Amazon Says Trump’s ‘Improper Pressure’ Doomed Pentagon Bid
NEW YORK (AP) – Amazon says President Donald Trump’s “improper pressure” and behind-the-scenes attacks harmed its chances of winning a $10 billion Pentagon contract. The Pentagon awarded the cloud computing contract to Microsoft in October. Amazon argues in a lawsuit unsealed Monday that the decision should be revisited because of “substantial and pervasive errors” and Mr. Trump’s interference. Amazon and its founder Jeff Bezos have been a frequent target of Mr. Trump. Bezos personally owns the Washington Post, which Trump has referred to as “fake news.” A Pentagon spokeswoman said Monday the decision to select Microsoft was made by career public servants and military officers and without external influence.
Fed Is Likely to Reinforce a Message Of Continued Low Rates
WASHINGTON (AP) — The Federal Reserve is expected to send a clear message when its latest policy meeting ends Wednesday: Interest rates will likely stay ultra-low for the foreseeable future. Behind that message is a view that has gained support at the Fed as the U.S. economic expansion has entered a record 11th year: That contrary to long-standing thinking, a robust job market won’t necessarily fuel high inflation. Fed policymakers appear to feel freer now to keep their benchmark short-term interest rate low.
World Trade Without Rules? U.S. Shuts Down WTO Appeals Court
GENEVA (AP) – Global commerce is losing its umpire and leaving countries unable to resolve trade disputes at the World Trade Organization. They will be subject instead to what critics call “the law of the jungle.’’ The United States seems to like it that way. Two of three judges on the WTO’s Appellate Body are to step down Tuesday at the end of their terms and rendering what amounts to the Supreme Court of world trade unable to issue rulings. President Donald Trump has blocked replacements from taking up their jobs.
GM Lending $40M to Startup Company Buying Closed Ohio Plant
TOLEDO, Ohio (AP) — General Motors has agreed to loan $40 million to a newly formed company that wants to make electric pickup trucks at a massive Ohio assembly plant GM shut down earlier this year. Documents filed last week show the agreement also would allow GM to buy back the plant up until next May. Lordstown Motors wants to begin making electric trucks at the former GM plant by late 2020.
Business Economists See U.S. Slowing but Avoiding Recession
WASHINGTON (AP) – Business economists expect U.S. economic growth to slow this year and next, but they say the economy will avoid recession. If it does, that will extend a record-breaking expansion already in its 11th year. The latest survey by 53 forecasters with the National Association for Business Economics shows that they expect economic growth to slow from 2.9% last year to 2.3% in 2019 and 1.8% in 2020.
Insulin Prices Double, Pinching Diabetics’ Budgets
(The Columbus Dispatch) – People with Type 1 diabetes spent $5,705 per person on insulin in 2016, the latest year for which data was compiled by the nonprofit Health Care Cost Institute.

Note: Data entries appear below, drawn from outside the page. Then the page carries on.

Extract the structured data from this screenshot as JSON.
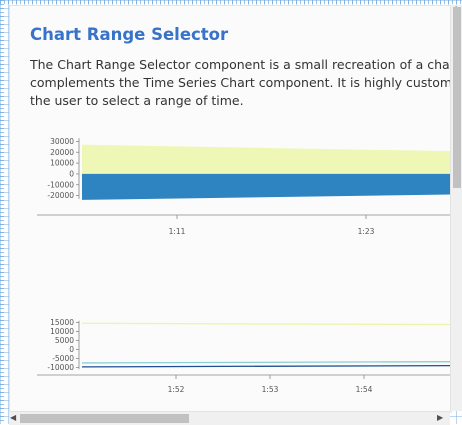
{
  "page": {
    "title": "Chart Range Selector",
    "description": "The Chart Range Selector component is a small recreation of a chart that often complements the Time Series Chart component. It is highly customizeable and allows the user to select a range of time.",
    "colors": {
      "title": "#3773c9",
      "text": "#333333",
      "panel": "#fbfbfc"
    }
  },
  "chart_data": [
    {
      "type": "area",
      "title": "",
      "y_ticks": [
        "30000",
        "20000",
        "10000",
        "0",
        "-10000",
        "-20000"
      ],
      "x_ticks": [
        "1:11",
        "1:23"
      ],
      "ylim": [
        -25000,
        35000
      ],
      "series": [
        {
          "color": "#eef7b6",
          "x": [
            "1:05",
            "1:30"
          ],
          "values": [
            27000,
            21000
          ]
        },
        {
          "color": "#2d84c0",
          "x": [
            "1:05",
            "1:30"
          ],
          "values": [
            -24000,
            -19000
          ]
        }
      ]
    },
    {
      "type": "line",
      "title": "",
      "y_ticks": [
        "15000",
        "10000",
        "5000",
        "0",
        "-5000",
        "-10000"
      ],
      "x_ticks": [
        "1:52",
        "1:53",
        "1:54"
      ],
      "ylim": [
        -12000,
        17000
      ],
      "series": [
        {
          "color": "#eef4a8",
          "x": [
            "1:51",
            "1:55"
          ],
          "values": [
            14600,
            13900
          ]
        },
        {
          "color": "#8ccfd2",
          "x": [
            "1:51",
            "1:55"
          ],
          "values": [
            -7500,
            -6800
          ]
        },
        {
          "color": "#1f4f8f",
          "x": [
            "1:51",
            "1:55"
          ],
          "values": [
            -9700,
            -9000
          ]
        }
      ]
    }
  ],
  "scrollbars": {
    "left_arrow": "◀",
    "right_arrow": "▶",
    "up_arrow": "▲",
    "down_arrow": "▼"
  }
}
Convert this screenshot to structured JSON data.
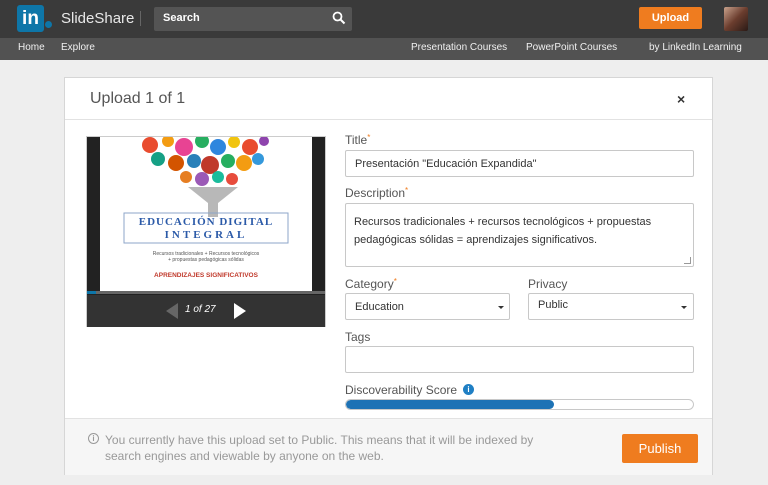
{
  "header": {
    "logo_badge": "in",
    "brand": "SlideShare",
    "search_label": "Search",
    "upload_label": "Upload"
  },
  "subnav": {
    "home": "Home",
    "explore": "Explore",
    "presentation_courses": "Presentation Courses",
    "powerpoint_courses": "PowerPoint Courses",
    "linkedin_learning": "by LinkedIn Learning"
  },
  "modal": {
    "title": "Upload 1 of 1",
    "close_glyph": "×",
    "preview": {
      "slide": {
        "title_line1": "EDUCACIÓN DIGITAL",
        "title_line2": "INTEGRAL",
        "subtitle_line1": "Recursos tradicionales + Recursos tecnológicos",
        "subtitle_line2": "+ propuestas pedagógicas sólidas",
        "bottom_text": "APRENDIZAJES SIGNIFICATIVOS"
      },
      "page_count": "1 of 27",
      "progress_fraction": 0.037
    },
    "form": {
      "title_label": "Title",
      "title_value": "Presentación \"Educación Expandida\"",
      "description_label": "Description",
      "description_value": "Recursos tradicionales + recursos tecnológicos + propuestas pedagógicas sólidas = aprendizajes significativos.",
      "category_label": "Category",
      "category_value": "Education",
      "privacy_label": "Privacy",
      "privacy_value": "Public",
      "tags_label": "Tags",
      "tags_value": "",
      "score_label": "Discoverability Score",
      "score_fraction": 0.6,
      "required_marker": "*"
    },
    "footer": {
      "notice": "You currently have this upload set to Public. This means that it will be indexed by search engines and viewable by anyone on the web.",
      "publish_label": "Publish"
    }
  },
  "colors": {
    "accent_orange": "#ef7c1f",
    "linkedin_blue": "#0e76a8",
    "score_blue": "#1d72b5"
  }
}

That’s a $2,841, or 99%, per-person increase over 2012. The rising prices are causing many diabetics to go to extremes, including rationing, which can result in death.

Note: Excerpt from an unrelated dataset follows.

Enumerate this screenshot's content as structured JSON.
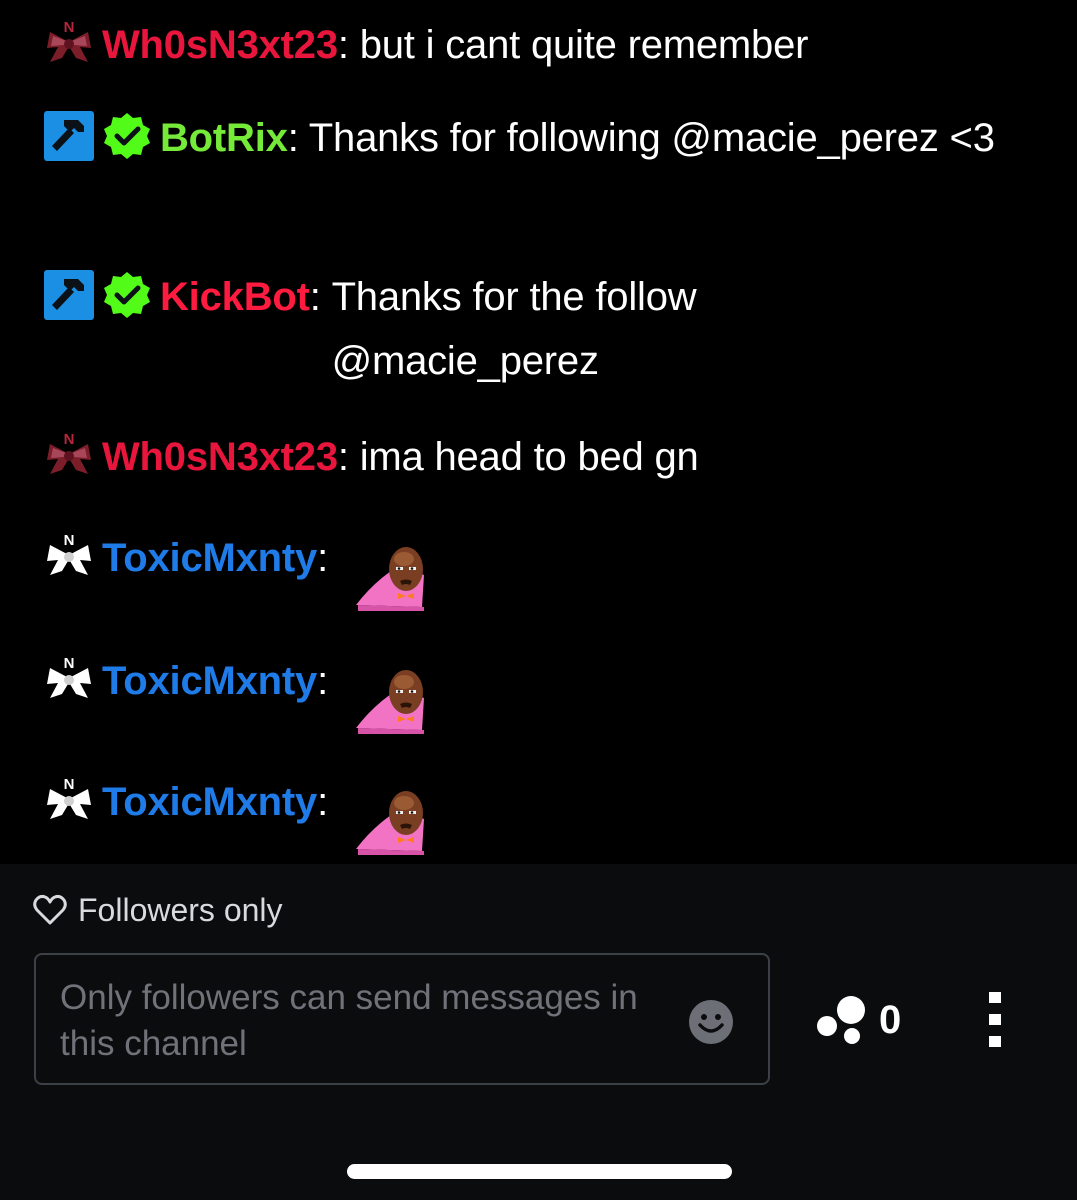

In people with Type 1 diabetes, the pancreas can’t make insulin. Those with the condition require several doses of insulin a day and spent $5,705 per person on it in 2016, an increase of $2,841, or 99%, per person since 2012, according to the nonprofit Health Care Cost Institute.
Costs continue to rise, so much so that almost half of diabetics have temporarily skipped taking their insulin, according to a 2018 survey by UpWell Health, a Salt Lake City company that provides home delivery of medications and supplies for chronic conditions.
“Insulin prices doubled in a four-year period,” said Cathy Paessun, the director of the Central Ohio Diabetes Association. “They continue to go up, and the infuriating thing is that there is no change in the process for creating the product.”